Thoughts on CMS’s as Version Control Systems

I got myself to thinking about versioning content in a content management system.  It seems to me that when it comes down to it versioning of content is integral to the success of long term usability of a CMS.  As any website grows more and more users will need to have access to both create and maintain the content of a website.  But I was thinking that version control can server a better purpose then just helping with workflow.

Let’s apprise one of the weaknesses of the internet, permanence.  After I post this article on my website, the website would seem to be the same website, but looking at it from a different perspective you could consider it to be a “new edition”.  Much like a book, adding new information and reprinting it, you would have a new book as a different edition.  The problem with this analogy is that with books you can take the two editions and compare them side by side, but with a website the old edition is gone forever (kind of).  Comparing two editions of a book can show you exactly what changes have been made, while there is no way of knowing exactly what has changed on a website.

Now this is not entirely true, The Wayback Machine at the Internet Archive, continually scans the internet and saves old copies of information. RSS feeds have been adopted to allow subscribers to keep informed of changes made to the website.  And Wiki’s have sprung up in the attempt to allow content to be kept up to date and versioned.

What I would like to see is a standard for websites that allows the website itself to be versioned.  Make a website capable of being displayed as it was at a specific date and time.  Allow for milestones to be created for the content and the website as a whole.  Imagine having a draggable timeline above the website and being able to change the date you are viewing the website from.  This could even be extended to have a timeline per piece of content.

I am taking a lot of this idea from version control systems like CVS, SVN, or Git, but with one main difference.  Content should also be able to be predated to allow content to show up at future times as well.  Using version control as an embargo system is just one of the many advantages of thinking of a website as a viewpane on a timeline.

How long will it be until we create an internet of self archiving websites.  How long until we stop using technologies such as RSS and The Wayback Machine as stopgaps.  Let’s address this issue before it is too late, if it isn’t already.
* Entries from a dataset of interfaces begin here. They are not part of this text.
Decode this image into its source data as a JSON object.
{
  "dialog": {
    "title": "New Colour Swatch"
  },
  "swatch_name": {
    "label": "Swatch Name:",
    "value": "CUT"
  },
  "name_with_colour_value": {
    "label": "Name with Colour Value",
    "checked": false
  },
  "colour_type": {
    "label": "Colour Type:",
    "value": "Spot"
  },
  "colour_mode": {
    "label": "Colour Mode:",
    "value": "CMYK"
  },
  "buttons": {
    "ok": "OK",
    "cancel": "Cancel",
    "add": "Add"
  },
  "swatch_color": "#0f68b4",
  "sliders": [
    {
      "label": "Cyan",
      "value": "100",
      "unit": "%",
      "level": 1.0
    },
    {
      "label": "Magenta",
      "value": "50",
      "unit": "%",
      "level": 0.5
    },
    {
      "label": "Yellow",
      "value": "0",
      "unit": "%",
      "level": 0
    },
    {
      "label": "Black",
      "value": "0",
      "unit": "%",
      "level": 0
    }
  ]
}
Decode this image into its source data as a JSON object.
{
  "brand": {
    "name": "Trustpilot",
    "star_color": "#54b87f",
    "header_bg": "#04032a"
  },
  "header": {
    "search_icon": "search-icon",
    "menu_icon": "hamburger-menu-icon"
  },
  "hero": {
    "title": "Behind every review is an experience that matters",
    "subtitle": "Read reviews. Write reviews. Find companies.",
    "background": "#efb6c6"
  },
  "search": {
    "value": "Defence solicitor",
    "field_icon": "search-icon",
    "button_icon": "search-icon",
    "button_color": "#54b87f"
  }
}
SQL Server BULK INSERT Using a Data Field?

I have wondered for a while if there is a way to use SQL Server’s BULK INSERT command using BLOB or CLOB data Instead of a local file.
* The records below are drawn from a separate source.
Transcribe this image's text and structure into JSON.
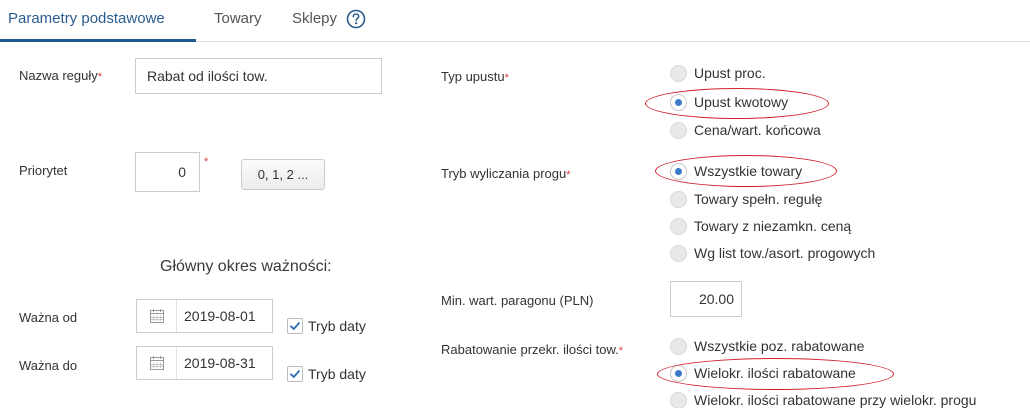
{
  "tabs": [
    {
      "label": "Parametry podstawowe",
      "active": true
    },
    {
      "label": "Towary",
      "active": false
    },
    {
      "label": "Sklepy",
      "active": false
    }
  ],
  "required_mark": "*",
  "rule_name": {
    "label": "Nazwa reguły",
    "value": "Rabat od ilości tow."
  },
  "priority": {
    "label": "Priorytet",
    "value": "0",
    "button_label": "0, 1, 2 ..."
  },
  "validity": {
    "title": "Główny okres ważności:",
    "from": {
      "label": "Ważna od",
      "value": "2019-08-01",
      "mode_label": "Tryb daty",
      "mode_checked": true
    },
    "to": {
      "label": "Ważna do",
      "value": "2019-08-31",
      "mode_label": "Tryb daty",
      "mode_checked": true
    }
  },
  "discount_type": {
    "label": "Typ upustu",
    "options": [
      {
        "label": "Upust proc.",
        "selected": false
      },
      {
        "label": "Upust kwotowy",
        "selected": true
      },
      {
        "label": "Cena/wart. końcowa",
        "selected": false
      }
    ]
  },
  "threshold_mode": {
    "label": "Tryb wyliczania progu",
    "options": [
      {
        "label": "Wszystkie towary",
        "selected": true
      },
      {
        "label": "Towary spełn. regułę",
        "selected": false
      },
      {
        "label": "Towary z niezamkn. ceną",
        "selected": false
      },
      {
        "label": "Wg list tow./asort. progowych",
        "selected": false
      }
    ]
  },
  "min_receipt": {
    "label": "Min. wart. paragonu (PLN)",
    "value": "20.00"
  },
  "exceed_discount": {
    "label": "Rabatowanie przekr. ilości tow.",
    "options": [
      {
        "label": "Wszystkie poz. rabatowane",
        "selected": false
      },
      {
        "label": "Wielokr. ilości rabatowane",
        "selected": true
      },
      {
        "label": "Wielokr. ilości rabatowane przy wielokr. progu",
        "selected": false
      }
    ]
  },
  "colors": {
    "accent": "#1f5a93",
    "required": "#e0393e",
    "annotation": "#d21f2b",
    "radio_dot": "#3b7ac9"
  },
  "icons": {
    "help": "question-circle-icon",
    "calendar": "calendar-icon",
    "check": "check-icon"
  }
}
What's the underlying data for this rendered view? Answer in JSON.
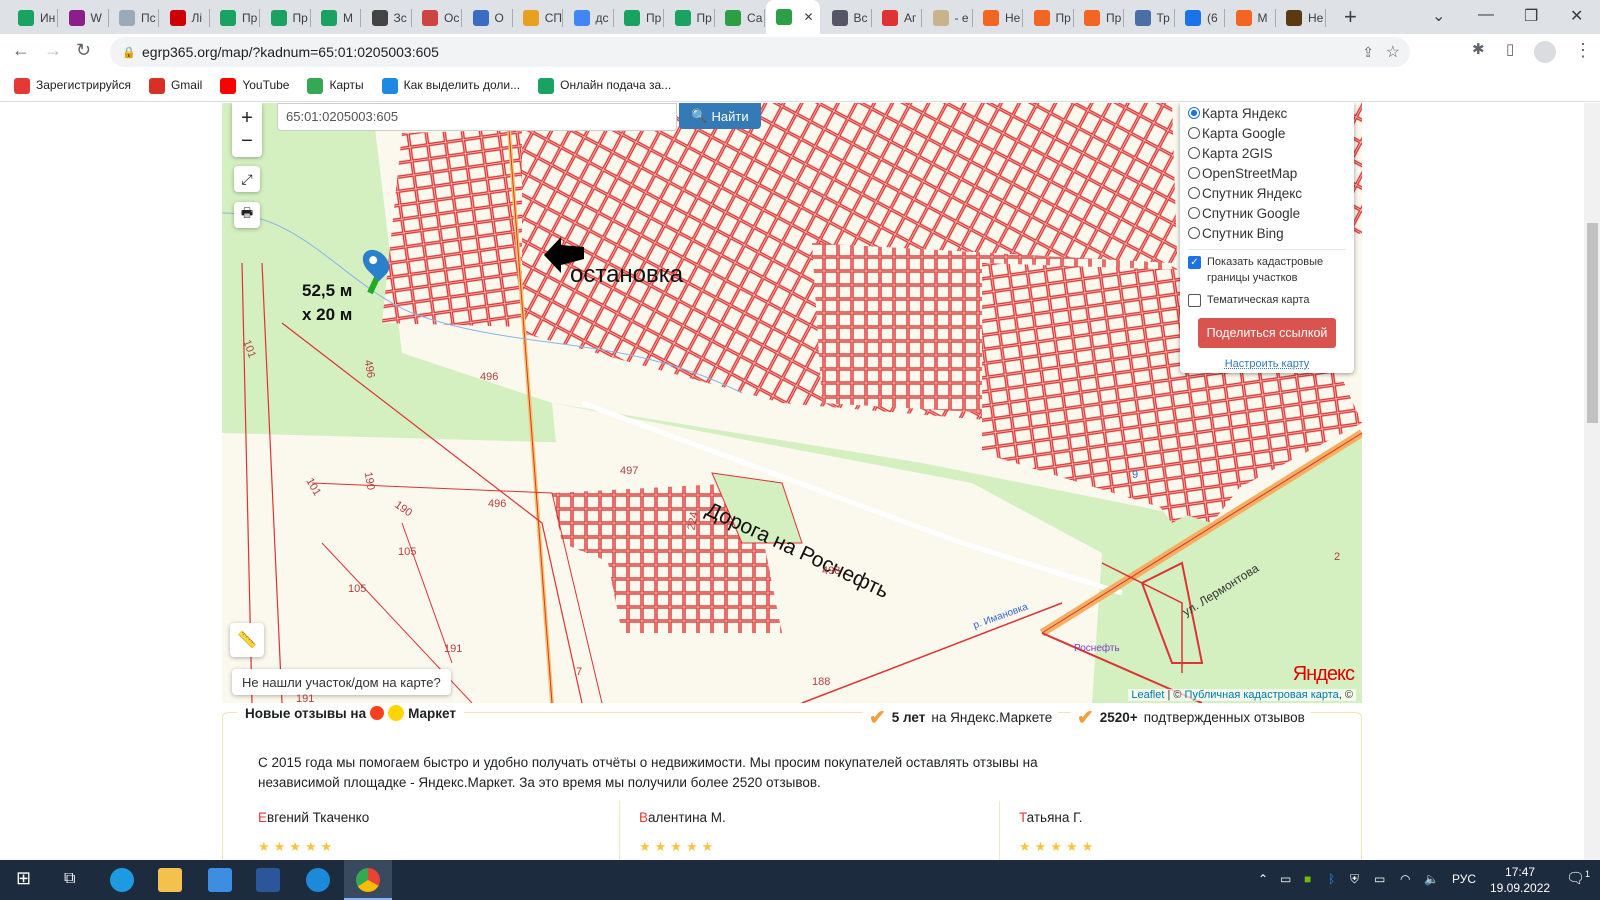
{
  "browser": {
    "tabs": [
      {
        "label": "Ин",
        "color": "#1aa260"
      },
      {
        "label": "W",
        "color": "#8b1e8b"
      },
      {
        "label": "Пс",
        "color": "#9ab"
      },
      {
        "label": "Лі",
        "color": "#c00"
      },
      {
        "label": "Пр",
        "color": "#1aa260"
      },
      {
        "label": "Пр",
        "color": "#1aa260"
      },
      {
        "label": "М",
        "color": "#1aa260"
      },
      {
        "label": "Зс",
        "color": "#444"
      },
      {
        "label": "Ос",
        "color": "#c44"
      },
      {
        "label": "О",
        "color": "#3b6cc4"
      },
      {
        "label": "СП",
        "color": "#e8a020"
      },
      {
        "label": "дс",
        "color": "#4285f4"
      },
      {
        "label": "Пр",
        "color": "#1aa260"
      },
      {
        "label": "Пр",
        "color": "#1aa260"
      },
      {
        "label": "Са",
        "color": "#2e9e44"
      },
      {
        "label": "",
        "color": "#2e9e44",
        "active": true
      },
      {
        "label": "Вс",
        "color": "#556"
      },
      {
        "label": "Аг",
        "color": "#d33"
      },
      {
        "label": "- е",
        "color": "#c9b38a"
      },
      {
        "label": "Не",
        "color": "#f26522"
      },
      {
        "label": "Пр",
        "color": "#f26522"
      },
      {
        "label": "Пр",
        "color": "#f26522"
      },
      {
        "label": "Тр",
        "color": "#4a6fa5"
      },
      {
        "label": "(6",
        "color": "#1a73e8"
      },
      {
        "label": "М",
        "color": "#f26522"
      },
      {
        "label": "Не",
        "color": "#5a3a10"
      }
    ],
    "url": "egrp365.org/map/?kadnum=65:01:0205003:605",
    "bookmarks": [
      {
        "label": "Зарегистрируйся",
        "color": "#e53935"
      },
      {
        "label": "Gmail",
        "color": "#d93025"
      },
      {
        "label": "YouTube",
        "color": "#ff0000"
      },
      {
        "label": "Карты",
        "color": "#34a853"
      },
      {
        "label": "Как выделить доли...",
        "color": "#1e88e5"
      },
      {
        "label": "Онлайн подача за...",
        "color": "#1aa260"
      }
    ]
  },
  "map": {
    "search_value": "65:01:0205003:605",
    "find_label": "Найти",
    "layers": [
      "Карта Яндекс",
      "Карта Google",
      "Карта 2GIS",
      "OpenStreetMap",
      "Спутник Яндекс",
      "Спутник Google",
      "Спутник Bing"
    ],
    "selected_layer": "Карта Яндекс",
    "show_cadastral": {
      "label": "Показать кадастровые границы участков",
      "checked": true
    },
    "thematic": {
      "label": "Тематическая карта",
      "checked": false
    },
    "share_label": "Поделиться ссылкой",
    "configure_label": "Настроить карту",
    "not_found_label": "Не нашли участок/дом на карте?",
    "annotations": {
      "size_line1": "52,5 м",
      "size_line2": "х 20 м",
      "stop": "остановка",
      "road": "Дорога на Роснефть"
    },
    "labels": {
      "l496a": "496",
      "l496b": "496",
      "l496c": "496",
      "l497": "497",
      "l498": "498",
      "l101a": "101",
      "l101b": "101",
      "l190a": "190",
      "l190b": "190",
      "l105a": "105",
      "l105b": "105",
      "l191a": "191",
      "l191b": "191",
      "l188": "188",
      "l7": "7",
      "l2": "2",
      "l9": "9",
      "l224": "224",
      "street": "ул. Лермонтова",
      "river": "р. Имановка",
      "rosneft": "Роснефть",
      "yandex": "Яндекс"
    },
    "attribution": {
      "leaflet": "Leaflet",
      "sep": " | © ",
      "pkk": "Публичная кадастровая карта",
      "tail": ", ©"
    }
  },
  "reviews": {
    "title_pre": "Новые отзывы на",
    "title_post": "Маркет",
    "badge1_bold": "5 лет",
    "badge1_rest": "на Яндекс.Маркете",
    "badge2_bold": "2520+",
    "badge2_rest": "подтвержденных отзывов",
    "intro": "С 2015 года мы помогаем быстро и удобно получать отчёты о недвижимости. Мы просим покупателей оставлять отзывы на независимой площадке - Яндекс.Маркет. За это время мы получили более 2520 отзывов.",
    "people": [
      {
        "first": "Е",
        "rest": "вгений Ткаченко",
        "rating": 5
      },
      {
        "first": "В",
        "rest": "алентина М.",
        "rating": 5
      },
      {
        "first": "Т",
        "rest": "атьяна Г.",
        "rating": 5
      }
    ]
  },
  "taskbar": {
    "lang": "РУС",
    "time": "17:47",
    "date": "19.09.2022",
    "notifications": "1"
  }
}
The reason for this is that when writing imports, using both Coldfusion and PHP, parsing and importing the data into the database is the weakest link.  It is relatively simple to write dynamic SQL to import data into my existing schema when copying from data already present in the database.  It is quite another matter to attempt to run thousands of INSERT statements from my web application.

I can’t ask a client to use SQL Management Studio to import their data into a table and then use a web app to run the import.  I don’t want to expose the database to the user and vice-versa.

At present I can only think of one good way to implement an import process and that is to allow the user to

  1. Upload the file.
  2. Create some sort of import plan (associate the content).
  3. Save that plan in some way.
  4. Run a scheduled task to run the import in batches.

I am dealing with imports of possibly hundreds of thousands of records.  Also note that I have limited access to the database as it is possible that the app will reside in a shared hosting environment.

Git for Windows Users

Here I am compiling information as a windows user that I needed or should have known while working with Git.

I still have issues trying to push using Git to a network server, as does a Mac using coworker.  I think there is some configuration issue or Git just doesn’t work well across networks.